Items listed in a dataset:

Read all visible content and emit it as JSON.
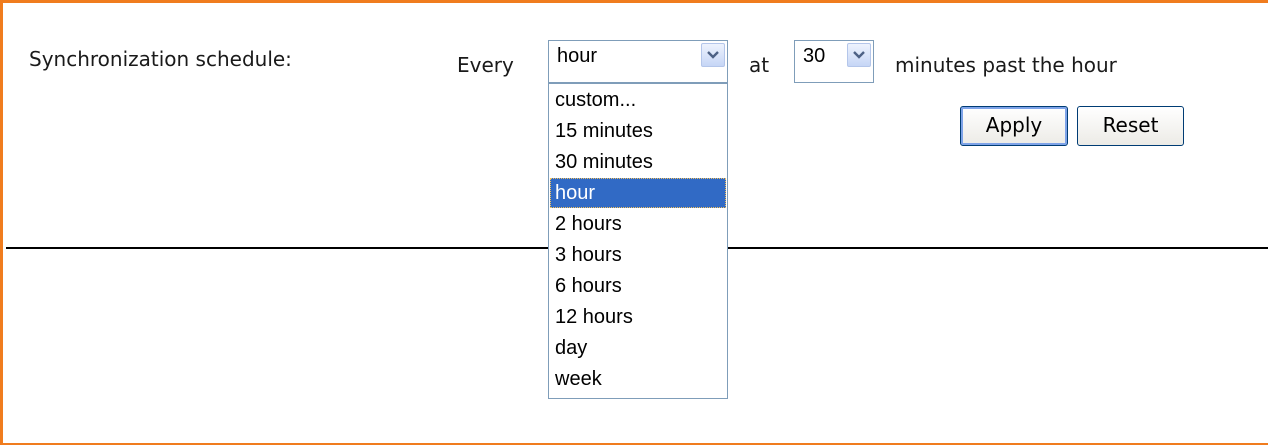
{
  "schedule": {
    "label": "Synchronization schedule:",
    "every_label": "Every",
    "interval_value": "hour",
    "at_label": "at",
    "minutes_value": "30",
    "suffix_label": "minutes past the hour"
  },
  "buttons": {
    "apply": "Apply",
    "reset": "Reset"
  },
  "interval_options": [
    "custom...",
    "15 minutes",
    "30 minutes",
    "hour",
    "2 hours",
    "3 hours",
    "6 hours",
    "12 hours",
    "day",
    "week"
  ],
  "selected_option": "hour",
  "colors": {
    "frame": "#f07c1e",
    "selection": "#316ac5",
    "control_border": "#7f9db9"
  }
}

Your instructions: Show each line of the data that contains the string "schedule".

Exercise solution:
  "schedule": {
    "label": "Synchronization schedule:",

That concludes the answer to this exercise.